PROVIDED DATA: Begin
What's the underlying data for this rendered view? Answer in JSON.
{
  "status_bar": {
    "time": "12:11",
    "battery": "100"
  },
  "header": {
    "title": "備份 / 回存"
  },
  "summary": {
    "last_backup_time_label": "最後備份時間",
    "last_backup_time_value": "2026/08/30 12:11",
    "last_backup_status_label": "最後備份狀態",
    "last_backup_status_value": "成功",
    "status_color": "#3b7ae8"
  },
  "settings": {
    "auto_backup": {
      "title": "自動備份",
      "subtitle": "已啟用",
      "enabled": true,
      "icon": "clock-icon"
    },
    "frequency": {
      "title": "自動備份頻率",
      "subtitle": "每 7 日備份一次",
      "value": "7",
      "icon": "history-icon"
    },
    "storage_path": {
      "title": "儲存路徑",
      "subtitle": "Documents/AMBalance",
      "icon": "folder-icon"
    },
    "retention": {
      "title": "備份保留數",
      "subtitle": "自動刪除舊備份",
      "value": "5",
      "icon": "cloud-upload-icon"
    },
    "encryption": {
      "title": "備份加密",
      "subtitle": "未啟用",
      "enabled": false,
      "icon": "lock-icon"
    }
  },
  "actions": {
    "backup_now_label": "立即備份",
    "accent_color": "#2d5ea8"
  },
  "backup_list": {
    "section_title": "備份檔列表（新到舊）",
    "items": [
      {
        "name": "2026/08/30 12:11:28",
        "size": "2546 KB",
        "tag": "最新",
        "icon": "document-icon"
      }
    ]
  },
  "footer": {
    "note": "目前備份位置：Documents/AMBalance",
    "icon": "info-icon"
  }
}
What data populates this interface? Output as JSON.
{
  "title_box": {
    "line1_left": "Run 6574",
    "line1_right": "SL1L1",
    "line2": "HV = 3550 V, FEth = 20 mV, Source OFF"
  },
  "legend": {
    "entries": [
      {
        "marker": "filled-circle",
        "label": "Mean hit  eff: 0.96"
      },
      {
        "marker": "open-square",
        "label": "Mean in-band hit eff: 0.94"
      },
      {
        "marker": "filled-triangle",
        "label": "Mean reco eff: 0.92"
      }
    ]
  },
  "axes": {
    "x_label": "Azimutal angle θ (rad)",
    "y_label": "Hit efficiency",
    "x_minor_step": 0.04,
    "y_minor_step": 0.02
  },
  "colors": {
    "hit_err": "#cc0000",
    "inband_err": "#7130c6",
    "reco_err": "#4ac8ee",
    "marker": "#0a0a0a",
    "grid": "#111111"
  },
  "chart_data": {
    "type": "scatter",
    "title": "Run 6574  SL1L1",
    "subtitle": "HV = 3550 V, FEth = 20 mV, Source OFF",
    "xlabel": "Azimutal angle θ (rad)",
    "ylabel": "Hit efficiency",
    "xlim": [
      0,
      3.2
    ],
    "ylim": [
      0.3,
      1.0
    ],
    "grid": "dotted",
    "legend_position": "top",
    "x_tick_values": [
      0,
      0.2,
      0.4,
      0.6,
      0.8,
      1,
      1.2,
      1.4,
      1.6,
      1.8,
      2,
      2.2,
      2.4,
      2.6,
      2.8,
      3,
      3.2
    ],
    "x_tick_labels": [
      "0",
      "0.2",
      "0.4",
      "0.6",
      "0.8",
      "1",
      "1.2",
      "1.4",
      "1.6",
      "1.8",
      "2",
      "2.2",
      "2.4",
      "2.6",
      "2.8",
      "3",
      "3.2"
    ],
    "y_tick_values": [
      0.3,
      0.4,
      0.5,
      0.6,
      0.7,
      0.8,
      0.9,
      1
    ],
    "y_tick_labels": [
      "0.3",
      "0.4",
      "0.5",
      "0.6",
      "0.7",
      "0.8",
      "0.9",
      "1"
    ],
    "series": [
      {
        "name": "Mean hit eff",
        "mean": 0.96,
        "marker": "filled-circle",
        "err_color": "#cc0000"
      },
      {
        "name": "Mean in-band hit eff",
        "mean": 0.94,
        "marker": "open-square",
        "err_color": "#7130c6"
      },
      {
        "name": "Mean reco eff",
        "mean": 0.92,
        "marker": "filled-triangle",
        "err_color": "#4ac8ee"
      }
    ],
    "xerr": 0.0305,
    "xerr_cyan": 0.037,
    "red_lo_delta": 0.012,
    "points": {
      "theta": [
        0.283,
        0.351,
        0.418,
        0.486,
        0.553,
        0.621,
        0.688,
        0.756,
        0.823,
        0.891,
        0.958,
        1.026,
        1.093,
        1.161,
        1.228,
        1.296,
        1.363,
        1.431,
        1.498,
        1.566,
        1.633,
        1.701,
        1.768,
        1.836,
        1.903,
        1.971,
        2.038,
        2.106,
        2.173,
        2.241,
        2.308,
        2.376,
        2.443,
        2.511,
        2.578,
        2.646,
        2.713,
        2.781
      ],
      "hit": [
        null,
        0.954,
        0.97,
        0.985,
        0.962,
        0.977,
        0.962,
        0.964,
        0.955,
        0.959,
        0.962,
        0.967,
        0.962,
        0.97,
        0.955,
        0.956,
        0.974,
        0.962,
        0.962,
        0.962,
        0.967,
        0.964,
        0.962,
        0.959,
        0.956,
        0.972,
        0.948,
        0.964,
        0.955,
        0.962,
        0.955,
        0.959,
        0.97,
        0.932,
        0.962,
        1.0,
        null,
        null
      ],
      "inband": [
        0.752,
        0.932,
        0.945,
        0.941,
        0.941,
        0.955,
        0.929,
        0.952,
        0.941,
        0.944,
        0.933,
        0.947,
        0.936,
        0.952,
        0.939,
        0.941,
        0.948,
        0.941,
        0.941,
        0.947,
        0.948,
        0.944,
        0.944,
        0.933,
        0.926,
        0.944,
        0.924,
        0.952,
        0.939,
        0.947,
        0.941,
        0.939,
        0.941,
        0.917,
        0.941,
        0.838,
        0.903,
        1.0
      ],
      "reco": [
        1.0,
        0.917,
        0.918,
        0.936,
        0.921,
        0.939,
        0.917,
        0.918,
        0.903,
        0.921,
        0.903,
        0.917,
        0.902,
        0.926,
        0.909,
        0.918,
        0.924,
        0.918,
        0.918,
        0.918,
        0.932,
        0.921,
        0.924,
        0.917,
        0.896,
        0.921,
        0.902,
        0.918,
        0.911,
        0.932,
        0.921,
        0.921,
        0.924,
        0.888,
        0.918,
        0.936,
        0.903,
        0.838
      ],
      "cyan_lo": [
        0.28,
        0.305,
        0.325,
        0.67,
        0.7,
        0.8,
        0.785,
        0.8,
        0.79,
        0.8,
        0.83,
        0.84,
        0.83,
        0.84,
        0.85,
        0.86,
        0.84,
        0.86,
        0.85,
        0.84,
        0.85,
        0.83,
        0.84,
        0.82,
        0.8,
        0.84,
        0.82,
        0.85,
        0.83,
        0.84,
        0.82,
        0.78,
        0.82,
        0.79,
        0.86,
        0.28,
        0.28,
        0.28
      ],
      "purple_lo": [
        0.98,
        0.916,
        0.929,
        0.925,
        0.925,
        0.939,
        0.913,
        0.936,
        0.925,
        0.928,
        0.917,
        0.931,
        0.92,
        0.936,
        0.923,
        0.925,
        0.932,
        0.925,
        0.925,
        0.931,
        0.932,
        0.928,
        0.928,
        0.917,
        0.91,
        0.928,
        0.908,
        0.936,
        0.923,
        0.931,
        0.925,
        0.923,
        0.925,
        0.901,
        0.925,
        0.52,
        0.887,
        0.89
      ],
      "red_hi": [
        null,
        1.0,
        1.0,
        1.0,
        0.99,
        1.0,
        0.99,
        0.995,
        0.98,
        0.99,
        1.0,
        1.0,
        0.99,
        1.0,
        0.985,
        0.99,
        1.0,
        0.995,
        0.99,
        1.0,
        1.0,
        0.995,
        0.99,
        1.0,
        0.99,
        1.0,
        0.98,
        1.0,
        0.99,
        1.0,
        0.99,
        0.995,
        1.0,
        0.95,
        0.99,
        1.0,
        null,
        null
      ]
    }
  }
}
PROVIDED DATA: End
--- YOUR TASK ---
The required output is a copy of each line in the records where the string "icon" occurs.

--- WRITTEN SOLUTION ---
      "icon": "clock-icon"
      "icon": "history-icon"
      "icon": "folder-icon"
      "icon": "cloud-upload-icon"
      "icon": "lock-icon"
        "icon": "document-icon"
    "icon": "info-icon"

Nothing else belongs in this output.